New research conducted by the Citizenship Foundation on behalf of CfBT Education Trust suggests that “nearly all teachers and schools welcome community cohesion and agree personally and professionally with its underpinning values, although they interpret the duty very differently, according to their school context and present practice.”
The Department for Education is emphasising the need for reduced prescription on schools and teachers, and the duty to promote community cohesion is amongst many duties that will no longer be inspected by Ofsted. Nevertheless, this research suggests that many teachers will continue to want to promote community cohesion in the classroom and in the school community.
Alongside this, research conducted by YouGov on behalf of Think Global earlier this year highlights that “three-quarters of parents think it is important for young people to develop the capabilities that they will need to live and work in a globalised world, including: openness to the cultures and perspectives of people from different places and backgrounds (79% say this is important).”
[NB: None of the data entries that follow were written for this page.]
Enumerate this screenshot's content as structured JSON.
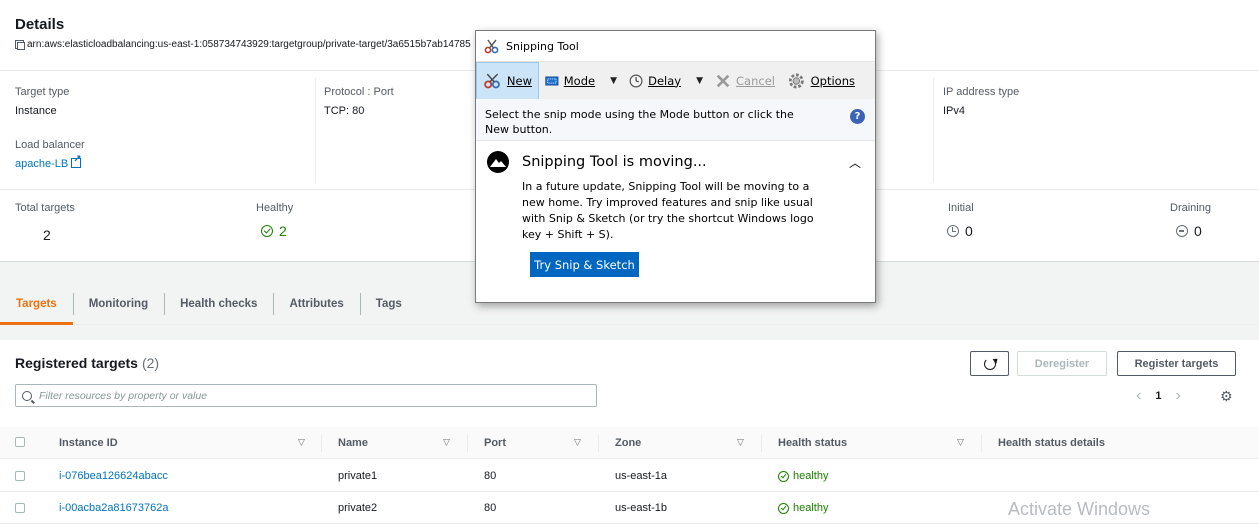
{
  "details": {
    "title": "Details",
    "arn": "arn:aws:elasticloadbalancing:us-east-1:058734743929:targetgroup/private-target/3a6515b7ab14785",
    "target_type_label": "Target type",
    "target_type_value": "Instance",
    "protocol_label": "Protocol : Port",
    "protocol_value": "TCP: 80",
    "ip_type_label": "IP address type",
    "ip_type_value": "IPv4",
    "lb_label": "Load balancer",
    "lb_value": "apache-LB",
    "total_label": "Total targets",
    "total_value": "2",
    "healthy_label": "Healthy",
    "healthy_value": "2",
    "initial_label": "Initial",
    "initial_value": "0",
    "draining_label": "Draining",
    "draining_value": "0"
  },
  "tabs": [
    {
      "label": "Targets",
      "active": true
    },
    {
      "label": "Monitoring",
      "active": false
    },
    {
      "label": "Health checks",
      "active": false
    },
    {
      "label": "Attributes",
      "active": false
    },
    {
      "label": "Tags",
      "active": false
    }
  ],
  "registered": {
    "title": "Registered targets",
    "count": "(2)",
    "deregister_label": "Deregister",
    "register_label": "Register targets",
    "search_placeholder": "Filter resources by property or value",
    "page": "1",
    "columns": [
      "Instance ID",
      "Name",
      "Port",
      "Zone",
      "Health status",
      "Health status details"
    ],
    "rows": [
      {
        "instance_id": "i-076bea126624abacc",
        "name": "private1",
        "port": "80",
        "zone": "us-east-1a",
        "health": "healthy",
        "details": ""
      },
      {
        "instance_id": "i-00acba2a81673762a",
        "name": "private2",
        "port": "80",
        "zone": "us-east-1b",
        "health": "healthy",
        "details": ""
      }
    ]
  },
  "snipping_tool": {
    "title": "Snipping Tool",
    "new_label": "New",
    "mode_label": "Mode",
    "delay_label": "Delay",
    "cancel_label": "Cancel",
    "options_label": "Options",
    "info_text": "Select the snip mode using the Mode button or click the New button.",
    "moving_title": "Snipping Tool is moving...",
    "moving_body": "In a future update, Snipping Tool will be moving to a new home. Try improved features and snip like usual with Snip & Sketch (or try the shortcut Windows logo key + Shift + S).",
    "try_button": "Try Snip & Sketch"
  },
  "watermark": "Activate Windows",
  "colors": {
    "accent_orange": "#ec7211",
    "link_blue": "#0073bb",
    "healthy_green": "#1d8102",
    "snip_button_blue": "#0067c0"
  }
}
These pieces of research reiterate the conclusions of a House of Lords roundtable hosted by Baroness Walmsley on this subject last year. At the round table, participants emphasised that preparing young people to become active local and global citizens will remain a priority for schools, and suggested several ways in which schools can continue to foster community cohesion locally and globally.